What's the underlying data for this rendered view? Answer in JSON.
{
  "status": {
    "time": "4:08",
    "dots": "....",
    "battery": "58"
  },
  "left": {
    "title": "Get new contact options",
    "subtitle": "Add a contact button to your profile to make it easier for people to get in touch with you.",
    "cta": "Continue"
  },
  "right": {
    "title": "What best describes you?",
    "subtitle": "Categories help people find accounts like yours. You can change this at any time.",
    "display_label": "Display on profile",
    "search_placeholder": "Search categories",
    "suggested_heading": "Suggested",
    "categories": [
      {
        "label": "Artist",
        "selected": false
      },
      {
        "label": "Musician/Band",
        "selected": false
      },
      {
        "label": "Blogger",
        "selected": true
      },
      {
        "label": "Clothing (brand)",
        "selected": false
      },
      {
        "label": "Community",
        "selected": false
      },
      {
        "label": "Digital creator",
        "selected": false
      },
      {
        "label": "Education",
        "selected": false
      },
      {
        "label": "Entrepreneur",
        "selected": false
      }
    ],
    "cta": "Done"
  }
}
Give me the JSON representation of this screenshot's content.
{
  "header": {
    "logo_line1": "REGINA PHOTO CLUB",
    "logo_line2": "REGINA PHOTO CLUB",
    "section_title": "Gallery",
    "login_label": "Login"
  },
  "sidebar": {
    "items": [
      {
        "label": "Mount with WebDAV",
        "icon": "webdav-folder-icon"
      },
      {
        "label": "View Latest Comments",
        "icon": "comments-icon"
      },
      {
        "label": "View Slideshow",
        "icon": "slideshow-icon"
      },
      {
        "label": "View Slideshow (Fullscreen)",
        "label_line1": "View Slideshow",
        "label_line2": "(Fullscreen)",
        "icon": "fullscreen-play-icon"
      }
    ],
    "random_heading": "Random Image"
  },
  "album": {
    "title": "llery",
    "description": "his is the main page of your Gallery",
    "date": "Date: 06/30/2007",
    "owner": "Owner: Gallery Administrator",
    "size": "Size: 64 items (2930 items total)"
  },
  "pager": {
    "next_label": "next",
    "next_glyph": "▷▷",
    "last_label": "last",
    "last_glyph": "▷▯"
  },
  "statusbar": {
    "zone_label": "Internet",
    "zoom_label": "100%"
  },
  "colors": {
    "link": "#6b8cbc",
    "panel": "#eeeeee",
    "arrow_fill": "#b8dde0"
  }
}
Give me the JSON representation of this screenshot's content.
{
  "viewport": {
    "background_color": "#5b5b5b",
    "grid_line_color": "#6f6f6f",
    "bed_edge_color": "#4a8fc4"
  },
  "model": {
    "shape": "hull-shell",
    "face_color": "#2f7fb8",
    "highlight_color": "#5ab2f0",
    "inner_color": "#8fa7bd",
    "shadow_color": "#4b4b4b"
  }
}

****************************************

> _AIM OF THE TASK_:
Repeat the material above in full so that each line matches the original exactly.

> _ANSWER FOR THE TASK_:
What's the underlying data for this rendered view? Answer in JSON.
{
  "status": {
    "time": "4:08",
    "dots": "....",
    "battery": "58"
  },
  "left": {
    "title": "Get new contact options",
    "subtitle": "Add a contact button to your profile to make it easier for people to get in touch with you.",
    "cta": "Continue"
  },
  "right": {
    "title": "What best describes you?",
    "subtitle": "Categories help people find accounts like yours. You can change this at any time.",
    "display_label": "Display on profile",
    "search_placeholder": "Search categories",
    "suggested_heading": "Suggested",
    "categories": [
      {
        "label": "Artist",
        "selected": false
      },
      {
        "label": "Musician/Band",
        "selected": false
      },
      {
        "label": "Blogger",
        "selected": true
      },
      {
        "label": "Clothing (brand)",
        "selected": false
      },
      {
        "label": "Community",
        "selected": false
      },
      {
        "label": "Digital creator",
        "selected": false
      },
      {
        "label": "Education",
        "selected": false
      },
      {
        "label": "Entrepreneur",
        "selected": false
      }
    ],
    "cta": "Done"
  }
}
Give me the JSON representation of this screenshot's content.
{
  "header": {
    "logo_line1": "REGINA PHOTO CLUB",
    "logo_line2": "REGINA PHOTO CLUB",
    "section_title": "Gallery",
    "login_label": "Login"
  },
  "sidebar": {
    "items": [
      {
        "label": "Mount with WebDAV",
        "icon": "webdav-folder-icon"
      },
      {
        "label": "View Latest Comments",
        "icon": "comments-icon"
      },
      {
        "label": "View Slideshow",
        "icon": "slideshow-icon"
      },
      {
        "label": "View Slideshow (Fullscreen)",
        "label_line1": "View Slideshow",
        "label_line2": "(Fullscreen)",
        "icon": "fullscreen-play-icon"
      }
    ],
    "random_heading": "Random Image"
  },
  "album": {
    "title": "llery",
    "description": "his is the main page of your Gallery",
    "date": "Date: 06/30/2007",
    "owner": "Owner: Gallery Administrator",
    "size": "Size: 64 items (2930 items total)"
  },
  "pager": {
    "next_label": "next",
    "next_glyph": "▷▷",
    "last_label": "last",
    "last_glyph": "▷▯"
  },
  "statusbar": {
    "zone_label": "Internet",
    "zoom_label": "100%"
  },
  "colors": {
    "link": "#6b8cbc",
    "panel": "#eeeeee",
    "arrow_fill": "#b8dde0"
  }
}
Give me the JSON representation of this screenshot's content.
{
  "viewport": {
    "background_color": "#5b5b5b",
    "grid_line_color": "#6f6f6f",
    "bed_edge_color": "#4a8fc4"
  },
  "model": {
    "shape": "hull-shell",
    "face_color": "#2f7fb8",
    "highlight_color": "#5ab2f0",
    "inner_color": "#8fa7bd",
    "shadow_color": "#4b4b4b"
  }
}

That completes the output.